American engineers created a miniature flying robot weighing 0.66 milligrams, capable of making a long controlled flight. It is equipped with four pairs of wings, driven by actuators, which contract under the influence of an electric field, which sets the wings in motion.
Over the past years, various groups of engineers have been developing microrobots, usually having a mass of less than a gram. At the current level of technological development, this is technically an extremely difficult task, because in a device of such mass and size it is necessary to combine a motor mechanism, a control board, a power source or an external energy reception system. Last year, DARPA announced a separate competition among engineers to develop the necessary components.

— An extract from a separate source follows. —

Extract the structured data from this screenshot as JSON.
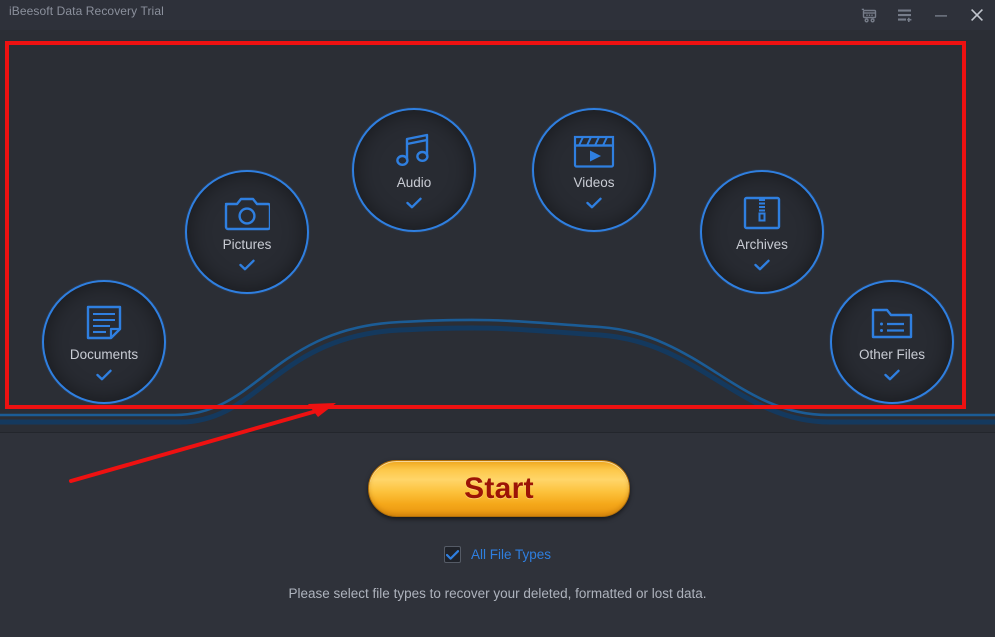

If engineers undertake the development of a flying microrobot, this task becomes even more difficult, because there is a limitation on the mass, as well as the need for more fast and easy actuators. Working prototypes of Robo-bees weighing several hundred milligrams already exist, and in recent developments, their capabilities have grown significantly. For example, two teams of engineers from Harvard and the University of Washington recently introduced solar-powered flying robots as well as robots receiving energy through a wire capable of making a controlled flight.
All of these robots use piezoelectric actuators, which are quite comfortable due to their low size and mass but have limited resistance to impacts. And it is important, given that so far such robots fly quite unstable. Now engineers led by Robert Wood of Harvard University have shown a Robo-bee that uses soft dielectric actuators.
Engineers created a basic element consisting of one cylindrical actuator and two wings in the ends. They are fixed simultaneously to the actuator and to the frame, so when the actuator is reduced, the wings move in one direction, and when expanding – in the other. Actuators consist of a dielectric elastomer, which changes its shape under the influence of an electric field. During the experiments, the actuator worked at a voltage of 800 to 1400 volts.
From such basic elements with two wings engineers assembled several prototypes, which had two to eight wings. The largest of them has eight wings and a mass of 660 milligrams. Its main feature is that such a number of independently controlled elements allows the robot to maintain its position and rotate.
The researchers experimentally showed that the Robo-bees they created can collide with walls or other robots without damaging wings and other elements. They are also able to detect collisions at an early stage by tracking the actuator’s performance parameters.
There are impressive projects and walking microrobots. Last year, for example, Rolls-Royce unveiled a microrobot project to diagnose and repair aircraft engines from the inside. Six months later, American engineers with the company’s support showed a working prototype of a microrobot, which managed to walk in an aircraft engine in an upside-down position.